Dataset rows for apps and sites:
================================

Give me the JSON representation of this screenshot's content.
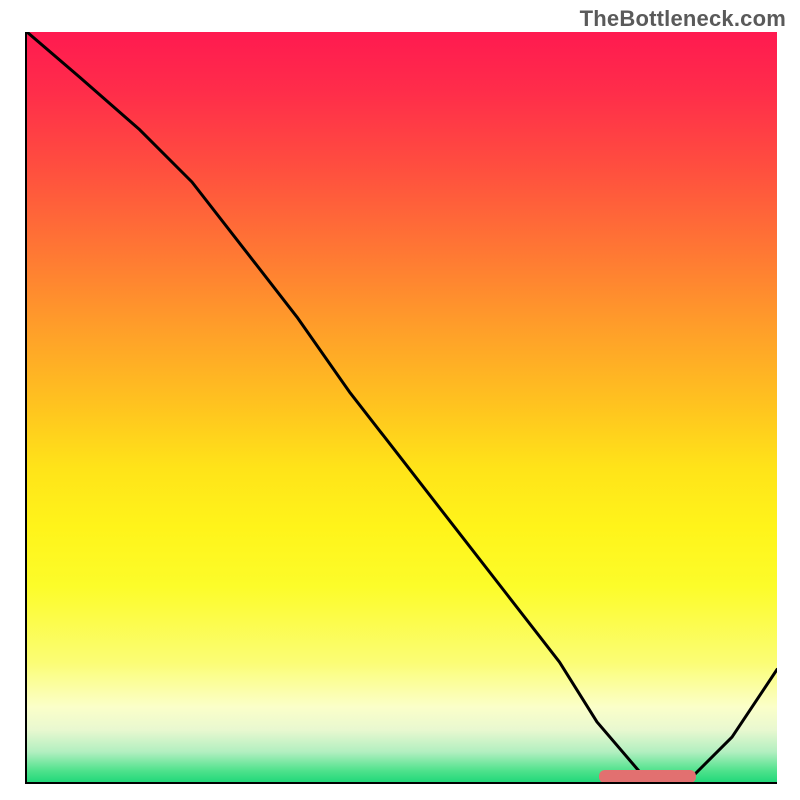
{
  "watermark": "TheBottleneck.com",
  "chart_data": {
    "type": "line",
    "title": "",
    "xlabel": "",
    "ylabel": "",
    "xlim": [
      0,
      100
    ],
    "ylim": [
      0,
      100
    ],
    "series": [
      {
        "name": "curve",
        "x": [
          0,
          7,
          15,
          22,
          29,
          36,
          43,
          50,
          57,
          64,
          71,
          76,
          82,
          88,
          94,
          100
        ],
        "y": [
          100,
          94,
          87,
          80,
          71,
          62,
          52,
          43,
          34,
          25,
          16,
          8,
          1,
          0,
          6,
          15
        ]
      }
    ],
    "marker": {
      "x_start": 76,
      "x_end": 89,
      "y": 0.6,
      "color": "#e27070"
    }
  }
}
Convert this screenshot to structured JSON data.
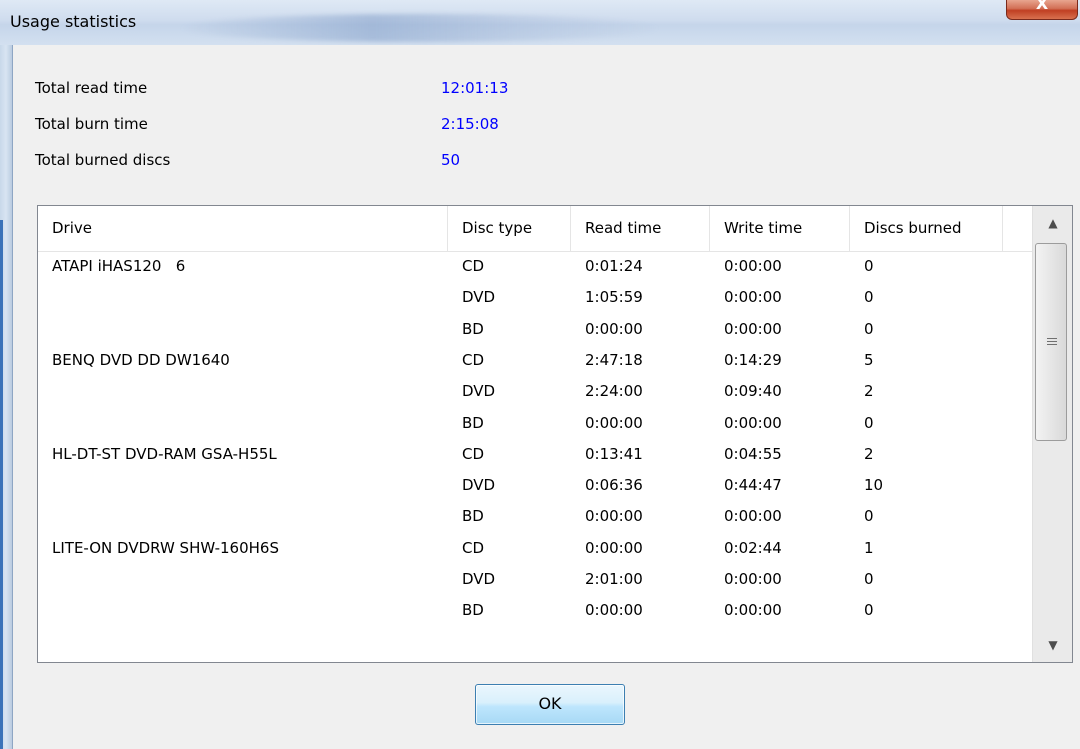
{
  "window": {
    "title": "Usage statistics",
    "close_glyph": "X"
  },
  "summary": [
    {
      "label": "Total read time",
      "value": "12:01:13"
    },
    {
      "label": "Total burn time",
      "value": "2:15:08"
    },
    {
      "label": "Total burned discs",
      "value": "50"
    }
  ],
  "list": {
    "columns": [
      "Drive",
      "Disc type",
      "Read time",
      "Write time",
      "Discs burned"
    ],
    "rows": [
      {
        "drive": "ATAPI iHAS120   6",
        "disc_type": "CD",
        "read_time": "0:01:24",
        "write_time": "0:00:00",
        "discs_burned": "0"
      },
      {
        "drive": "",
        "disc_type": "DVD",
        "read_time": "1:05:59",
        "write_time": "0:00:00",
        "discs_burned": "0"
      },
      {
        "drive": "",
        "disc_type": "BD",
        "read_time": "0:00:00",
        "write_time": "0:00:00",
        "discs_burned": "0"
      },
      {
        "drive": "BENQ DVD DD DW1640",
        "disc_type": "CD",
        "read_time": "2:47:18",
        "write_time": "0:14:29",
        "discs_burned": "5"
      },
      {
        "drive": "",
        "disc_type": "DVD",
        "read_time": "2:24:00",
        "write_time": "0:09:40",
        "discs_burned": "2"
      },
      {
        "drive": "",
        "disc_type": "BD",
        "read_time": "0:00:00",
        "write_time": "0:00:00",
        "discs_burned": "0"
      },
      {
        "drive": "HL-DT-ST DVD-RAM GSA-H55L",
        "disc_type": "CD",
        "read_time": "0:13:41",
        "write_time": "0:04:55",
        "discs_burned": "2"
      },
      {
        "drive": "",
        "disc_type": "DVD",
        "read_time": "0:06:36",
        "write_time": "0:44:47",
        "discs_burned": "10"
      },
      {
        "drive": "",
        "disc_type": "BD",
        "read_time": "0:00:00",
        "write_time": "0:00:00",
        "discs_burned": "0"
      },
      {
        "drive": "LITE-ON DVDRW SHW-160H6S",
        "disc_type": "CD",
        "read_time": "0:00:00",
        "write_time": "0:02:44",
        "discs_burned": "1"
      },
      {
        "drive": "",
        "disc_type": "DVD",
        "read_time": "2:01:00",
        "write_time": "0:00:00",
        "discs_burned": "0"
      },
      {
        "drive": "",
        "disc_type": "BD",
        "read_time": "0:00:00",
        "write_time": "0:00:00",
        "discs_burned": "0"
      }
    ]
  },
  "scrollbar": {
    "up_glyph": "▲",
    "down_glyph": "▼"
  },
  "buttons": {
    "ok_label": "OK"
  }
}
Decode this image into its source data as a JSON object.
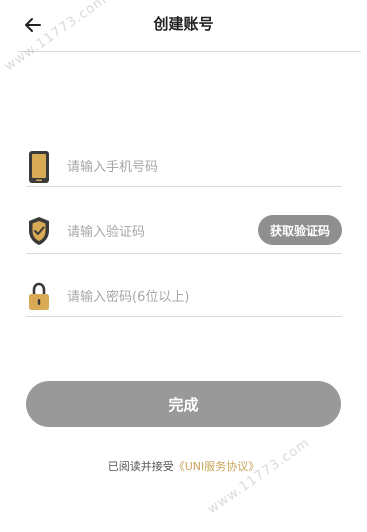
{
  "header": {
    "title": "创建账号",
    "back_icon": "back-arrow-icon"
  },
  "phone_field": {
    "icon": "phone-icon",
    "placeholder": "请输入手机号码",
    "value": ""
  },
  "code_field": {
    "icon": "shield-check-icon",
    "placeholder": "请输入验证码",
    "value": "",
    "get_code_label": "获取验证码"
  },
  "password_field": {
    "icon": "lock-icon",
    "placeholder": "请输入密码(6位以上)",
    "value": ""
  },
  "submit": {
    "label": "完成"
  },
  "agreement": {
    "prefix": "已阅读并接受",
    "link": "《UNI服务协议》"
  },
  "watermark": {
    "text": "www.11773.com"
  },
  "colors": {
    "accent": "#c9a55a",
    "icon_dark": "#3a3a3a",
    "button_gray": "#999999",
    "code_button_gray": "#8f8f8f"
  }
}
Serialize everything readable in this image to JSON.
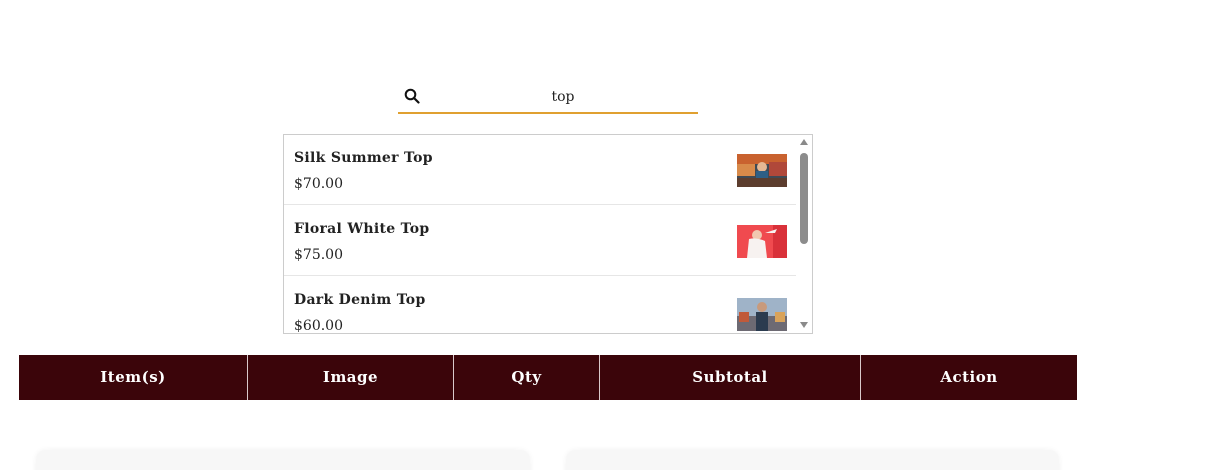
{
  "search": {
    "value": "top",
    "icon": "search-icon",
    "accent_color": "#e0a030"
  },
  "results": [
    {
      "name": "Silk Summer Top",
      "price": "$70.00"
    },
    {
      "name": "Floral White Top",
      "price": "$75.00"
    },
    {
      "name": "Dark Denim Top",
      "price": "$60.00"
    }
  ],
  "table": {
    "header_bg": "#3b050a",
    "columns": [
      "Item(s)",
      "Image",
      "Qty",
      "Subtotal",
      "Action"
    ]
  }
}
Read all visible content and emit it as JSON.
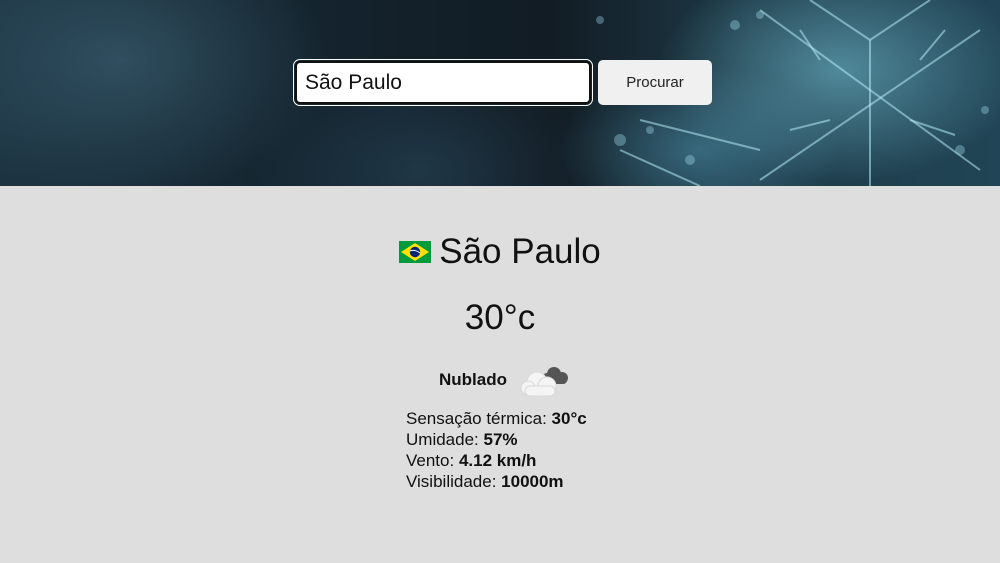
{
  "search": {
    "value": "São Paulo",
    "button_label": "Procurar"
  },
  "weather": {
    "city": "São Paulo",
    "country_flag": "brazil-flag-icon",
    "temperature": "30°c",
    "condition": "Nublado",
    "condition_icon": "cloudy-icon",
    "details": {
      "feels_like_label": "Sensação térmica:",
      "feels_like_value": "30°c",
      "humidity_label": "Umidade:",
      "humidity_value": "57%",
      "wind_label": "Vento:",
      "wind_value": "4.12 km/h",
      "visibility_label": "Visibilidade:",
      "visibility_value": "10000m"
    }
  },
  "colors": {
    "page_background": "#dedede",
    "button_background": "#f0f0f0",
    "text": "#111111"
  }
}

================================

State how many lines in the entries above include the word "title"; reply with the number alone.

3